Data for this task.
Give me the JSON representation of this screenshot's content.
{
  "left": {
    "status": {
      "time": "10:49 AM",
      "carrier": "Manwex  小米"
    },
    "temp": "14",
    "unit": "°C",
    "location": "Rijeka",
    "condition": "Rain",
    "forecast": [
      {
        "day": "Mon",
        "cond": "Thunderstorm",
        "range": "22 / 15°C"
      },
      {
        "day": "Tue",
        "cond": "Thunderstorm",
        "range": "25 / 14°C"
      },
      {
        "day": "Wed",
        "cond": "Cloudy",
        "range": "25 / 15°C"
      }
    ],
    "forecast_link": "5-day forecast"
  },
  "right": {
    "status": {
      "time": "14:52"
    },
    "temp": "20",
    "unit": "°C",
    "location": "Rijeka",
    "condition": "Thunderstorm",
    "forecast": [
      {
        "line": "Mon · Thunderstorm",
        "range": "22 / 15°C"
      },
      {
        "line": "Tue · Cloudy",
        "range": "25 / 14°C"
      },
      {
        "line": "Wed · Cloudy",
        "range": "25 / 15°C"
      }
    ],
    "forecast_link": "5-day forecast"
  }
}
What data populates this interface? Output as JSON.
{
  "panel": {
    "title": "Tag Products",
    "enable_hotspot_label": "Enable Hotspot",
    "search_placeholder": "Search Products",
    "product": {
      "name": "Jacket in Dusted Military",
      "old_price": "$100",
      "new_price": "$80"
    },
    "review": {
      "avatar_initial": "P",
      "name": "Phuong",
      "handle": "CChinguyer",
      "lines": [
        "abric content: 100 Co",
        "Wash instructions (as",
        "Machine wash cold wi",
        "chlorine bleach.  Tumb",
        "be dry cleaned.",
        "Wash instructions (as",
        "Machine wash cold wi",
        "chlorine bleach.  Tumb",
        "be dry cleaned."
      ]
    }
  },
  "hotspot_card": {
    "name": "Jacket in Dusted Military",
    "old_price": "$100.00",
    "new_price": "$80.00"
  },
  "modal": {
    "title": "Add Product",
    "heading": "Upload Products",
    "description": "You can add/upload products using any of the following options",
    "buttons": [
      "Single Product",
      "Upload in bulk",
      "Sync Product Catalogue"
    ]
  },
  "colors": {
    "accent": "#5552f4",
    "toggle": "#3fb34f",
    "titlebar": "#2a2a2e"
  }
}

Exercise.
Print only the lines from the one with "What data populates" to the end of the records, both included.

Response.
What data populates this interface? Output as JSON.
{
  "panel": {
    "title": "Tag Products",
    "enable_hotspot_label": "Enable Hotspot",
    "search_placeholder": "Search Products",
    "product": {
      "name": "Jacket in Dusted Military",
      "old_price": "$100",
      "new_price": "$80"
    },
    "review": {
      "avatar_initial": "P",
      "name": "Phuong",
      "handle": "CChinguyer",
      "lines": [
        "abric content: 100 Co",
        "Wash instructions (as",
        "Machine wash cold wi",
        "chlorine bleach.  Tumb",
        "be dry cleaned.",
        "Wash instructions (as",
        "Machine wash cold wi",
        "chlorine bleach.  Tumb",
        "be dry cleaned."
      ]
    }
  },
  "hotspot_card": {
    "name": "Jacket in Dusted Military",
    "old_price": "$100.00",
    "new_price": "$80.00"
  },
  "modal": {
    "title": "Add Product",
    "heading": "Upload Products",
    "description": "You can add/upload products using any of the following options",
    "buttons": [
      "Single Product",
      "Upload in bulk",
      "Sync Product Catalogue"
    ]
  },
  "colors": {
    "accent": "#5552f4",
    "toggle": "#3fb34f",
    "titlebar": "#2a2a2e"
  }
}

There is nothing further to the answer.